It’s World Diabetes Day today. As I sat in “Sick Bay” in choir last night, not because I was contagious but because my blood glucose levels had spiked through the roof despite eating essentially carbohydrate-free for the day, I was thinking about how much I’ve lost because of diabetes, and how much I’ve gained.
I’ve lost time to feeling sick, shaky, sandpapered inside. Time to doctor’s appointments. Time to thinking and calculating and making dozens of tiny decisions every day.
I’ve gained three different selves: High blood sugar me, normal me, low blood sugar me. I’ve gained loved ones who can point out the difference between them nearly immediately. I’ve gained the worry that all of them are me, despite the radical changes blood sugar level can have on one’s personality; I don’t like that not all of them are pleasant.
I’ve lost sleep over feeling lousy or worrying that I might not wake up from a low.
I’ve gained a sincere appreciation of how wonderful it feels to have in-range blood sugars.

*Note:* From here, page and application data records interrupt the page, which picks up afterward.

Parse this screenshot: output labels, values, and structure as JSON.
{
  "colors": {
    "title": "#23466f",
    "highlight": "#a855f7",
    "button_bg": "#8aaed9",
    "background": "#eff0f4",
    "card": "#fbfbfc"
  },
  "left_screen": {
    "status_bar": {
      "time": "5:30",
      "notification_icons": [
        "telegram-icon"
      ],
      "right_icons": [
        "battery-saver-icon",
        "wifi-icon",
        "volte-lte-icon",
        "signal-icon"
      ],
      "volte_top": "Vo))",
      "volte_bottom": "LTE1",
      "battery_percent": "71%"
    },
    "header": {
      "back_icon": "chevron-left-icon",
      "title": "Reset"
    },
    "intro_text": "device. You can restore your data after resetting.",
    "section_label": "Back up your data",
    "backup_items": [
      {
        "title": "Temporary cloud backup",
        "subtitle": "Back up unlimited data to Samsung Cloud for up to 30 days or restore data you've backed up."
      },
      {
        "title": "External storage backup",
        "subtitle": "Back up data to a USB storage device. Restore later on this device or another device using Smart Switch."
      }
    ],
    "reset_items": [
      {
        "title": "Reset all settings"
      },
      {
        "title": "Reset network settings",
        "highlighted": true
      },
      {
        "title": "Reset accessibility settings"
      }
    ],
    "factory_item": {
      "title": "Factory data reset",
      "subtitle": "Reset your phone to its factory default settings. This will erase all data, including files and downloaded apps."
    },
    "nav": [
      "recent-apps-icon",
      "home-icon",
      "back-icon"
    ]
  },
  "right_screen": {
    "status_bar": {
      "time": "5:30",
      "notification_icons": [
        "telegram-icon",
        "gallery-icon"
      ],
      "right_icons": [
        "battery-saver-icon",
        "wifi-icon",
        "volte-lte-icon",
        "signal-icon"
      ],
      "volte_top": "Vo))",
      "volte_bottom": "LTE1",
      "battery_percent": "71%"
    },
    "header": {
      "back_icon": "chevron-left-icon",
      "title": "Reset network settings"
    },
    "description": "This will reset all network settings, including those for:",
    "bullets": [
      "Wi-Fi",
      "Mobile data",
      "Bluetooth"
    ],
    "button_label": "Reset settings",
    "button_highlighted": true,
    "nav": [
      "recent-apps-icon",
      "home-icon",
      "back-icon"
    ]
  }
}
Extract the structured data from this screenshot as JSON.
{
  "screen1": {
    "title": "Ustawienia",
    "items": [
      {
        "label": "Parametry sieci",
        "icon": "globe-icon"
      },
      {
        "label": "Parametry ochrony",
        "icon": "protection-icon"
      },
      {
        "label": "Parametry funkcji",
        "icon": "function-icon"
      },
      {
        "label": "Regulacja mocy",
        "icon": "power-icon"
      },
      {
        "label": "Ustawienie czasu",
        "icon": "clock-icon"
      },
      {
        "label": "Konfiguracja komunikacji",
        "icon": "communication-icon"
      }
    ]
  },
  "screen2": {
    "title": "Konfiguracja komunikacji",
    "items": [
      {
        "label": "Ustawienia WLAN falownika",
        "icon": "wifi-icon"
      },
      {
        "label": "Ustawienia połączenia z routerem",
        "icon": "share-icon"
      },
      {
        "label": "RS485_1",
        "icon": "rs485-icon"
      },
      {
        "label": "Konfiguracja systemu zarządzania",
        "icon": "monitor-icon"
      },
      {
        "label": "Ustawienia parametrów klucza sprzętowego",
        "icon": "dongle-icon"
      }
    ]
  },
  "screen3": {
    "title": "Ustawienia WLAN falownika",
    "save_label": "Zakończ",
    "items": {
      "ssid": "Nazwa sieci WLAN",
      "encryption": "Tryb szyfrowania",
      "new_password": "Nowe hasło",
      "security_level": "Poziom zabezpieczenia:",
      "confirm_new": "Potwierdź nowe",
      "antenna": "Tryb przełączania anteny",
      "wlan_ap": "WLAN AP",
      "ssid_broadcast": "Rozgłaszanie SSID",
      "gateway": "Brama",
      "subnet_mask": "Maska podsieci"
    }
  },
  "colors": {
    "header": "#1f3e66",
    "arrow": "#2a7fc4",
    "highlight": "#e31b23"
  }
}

Getting a ride home from choir last night, chatting up a storm and thinking how much better I felt with the absence of acid and sluggishness and pain, all I could think of was that some people, barring other illness, feel like that ALL THE TIME. THAT IS A GIFT. Please treasure it, if you’ve got it.
I’ve lost money to the insane expenses of treatments, medications, technologies. (I have not lost as much as many, thanks to luck, support, and country of birth.)
I’ve gained empathy for others with chronic illness, and the knowledge that chronic illness absolutely shapes your experience of life. People with chronic conditions aren’t exactly the same as people without who sometimes experience illness, much like people who grow up in and live in poverty aren’t merely temporarily-embarrassed millionaires.
I’ve lost some of my inhibitions about talking about my experience with disability, and certainly a number around advocacy and asking people for help, though I’m not completely there yet.
I’ve gained weight, because it’s very, very difficult to lose weight with T1 unless you’re losing it through high blood sugars.
I’ve lost the ability to do many normal things, like travel and exercise, without a lot of very careful planning.
Most importantly, I’ve gained a community, both of other people with diabetes from around the world, and the family and friends who are incredibly supportive and wonderful and kind. I thank you from the bottom of my heart.
It’s World Diabetes Day, and diabetes is my world every day, as it is for so many others. Can we do something about that, please? Can we focus on gains that will help people, and not monetary gains for pharmaceutical companies? Can we take a real look at loss, and what that means for an individual, a community, a nation, a planet?
Or can I just gain a few hugs?